Ex Parte Order

Texas Family Code Ch. 83 authorizes courts to grant a Temporary Ex Parte Protective Order when there is a clear and present danger of family violence.  These protective orders last up to 20 days unless a judge extends it.  These orders can be requested at any time and do not have to be connected to a SAPCR or divorce suit.  The person applying for a Temporary Ex Parte Protective Order attaches a sworn affidavit to their application that describes evidence of family violence.

For a court to issue a Temporary Ex Parte Protective Order that forces the other party to leave their home, the court must find:

  • The applicant must have resided in the home within 30 days preceding the application;
  • The person to be removed from the home committed family violence within 30 days preceding the application; and
  • There is a clear and present danger that the person to be removed from the home will commit family violence  in the future.

Emergency Protection Order

The Texas Code of Criminal Procedure § 17.292 authorizes a Texas magistrate to grant an Emergency Protective Order without a hearing.  These orders arise out of an arrest for assault family violence.  They can force a person to remain away from their home for 31 to 61 days, can prohibit contact with individuals protected under the order, and must be considered by a judge in a divorce or SAPCR.  Emergency Protective Orders can be requested by the complainant, police, the prosecutor, or the judge herself.

Final Protective Order

Final Protective Orders are designed to extend the Temporary Ex Parte Protective Order for 20 days up to 2 years.  These Final Protective Orders can be issued when the applicant proves by a preponderance of the evidence that family violence occurred and will likely occur again in the future.  Since these protective orders can last up to 2 years, the opposing party must be given notice and the opportunity to contest the application at a hearing.  Courts must consider the existence of a Final Protective Order when making custody determinations.
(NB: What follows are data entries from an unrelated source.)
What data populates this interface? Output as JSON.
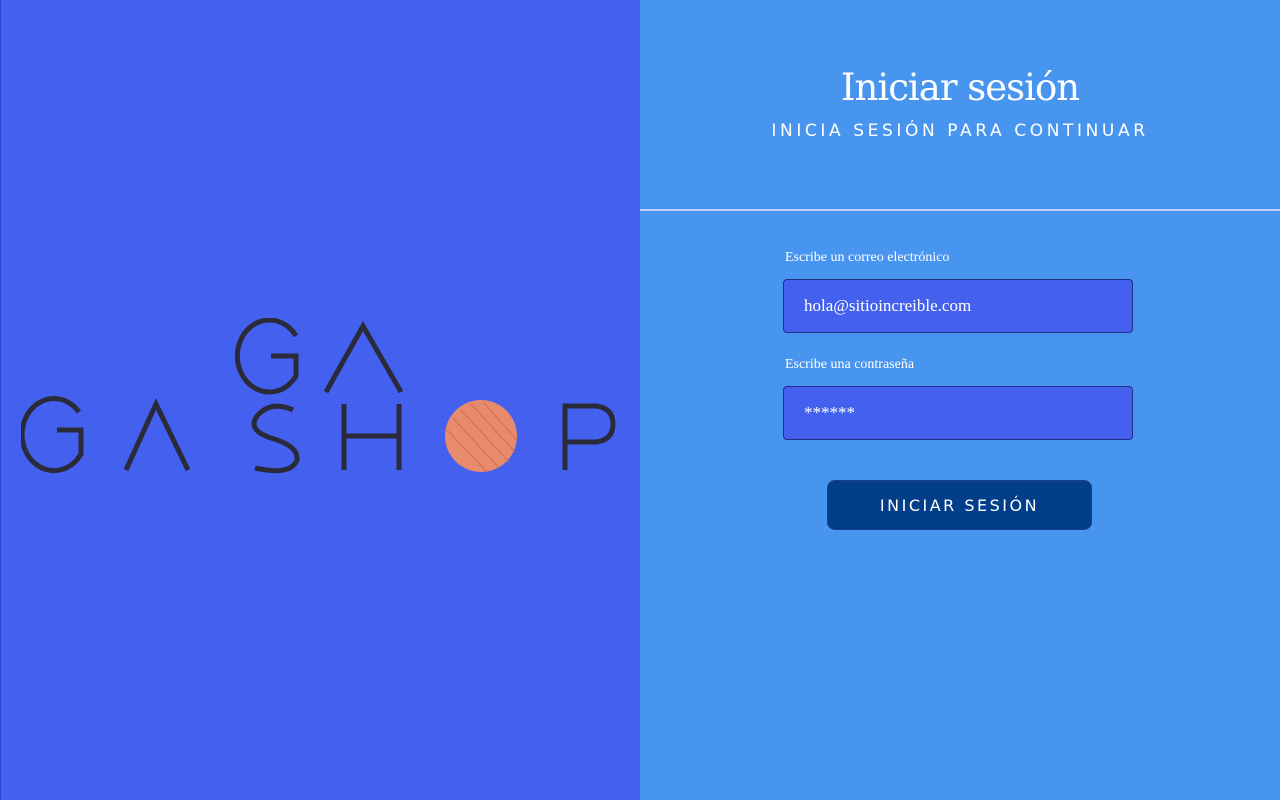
{
  "brand": {
    "logo_line1": "GA",
    "logo_line2": "GA SHOP"
  },
  "login": {
    "title": "Iniciar sesión",
    "subtitle": "INICIA SESIÓN PARA CONTINUAR",
    "email_label": "Escribe un correo electrónico",
    "email_value": "hola@sitioincreible.com",
    "password_label": "Escribe una contraseña",
    "password_value": "******",
    "submit_label": "INICIAR SESIÓN"
  },
  "colors": {
    "left_panel": "#4361ee",
    "right_panel": "#4895ef",
    "button": "#023e8a",
    "logo_dot": "#e88a6c"
  }
}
Texas Custody Laws

In a domestic violence divorce, a finding of family violence carries tremendous consequences impacting child custody.  Texas Family Code § 153.004 commands judges to consider credible evidence of domestic violence during the two years preceding a custody suit and while the suit is pending.  Credible evidence of family violence includes any evidence that a parent has a history or pattern of past or present child neglect or a history of physical or sexual abuse that has been directed against the other parent, a spouse, or a child.  Courts have found credible evidence of family violence based on as little as one incident or threats and gestures that never resulted in a bodily injury.


A finding of family violence can trigger the following consequences:

  • Courts cannot name parents joint managing conservators
  • This means that, if left up to the judge at trial, one parent will be named sole managing conservator and the other possessory conservator
  • The parent accused of committing family violence can still convince the judge that he or she should be named sole managing conservator
  • The judge must consider evidence of family violence when deciding whether to restrict or limit the possessory conservator’s access to the child
  • The court may prohibit the accused parent from visiting the child if the other parent proves family violence took place by a preponderance of the evidence
  • A conviction for assault family violence is per se grounds to modify a child custody agreement

In a domestic violence divorce, the victim acquires considerable power and leverage once she or he proves the existence of family violence. The victim can use that leverage to negotiate a more favorable custody and property division settlement. And if the case goes to trial, Texas divorce and custody laws strongly favor victims of domestic violence.

Filing for Divorce in Texas?

If you find yourself in a domestic violence divorce, call the Law Office of J. Barrett Wilson. Justin has years of experience dealing with the criminal side of domestic violence and uses that experience to help his family law clients. He’ll fight to keep you safe and put you in a position of strength as you navigate your divorce of SAPCR. Contact us for a consultation.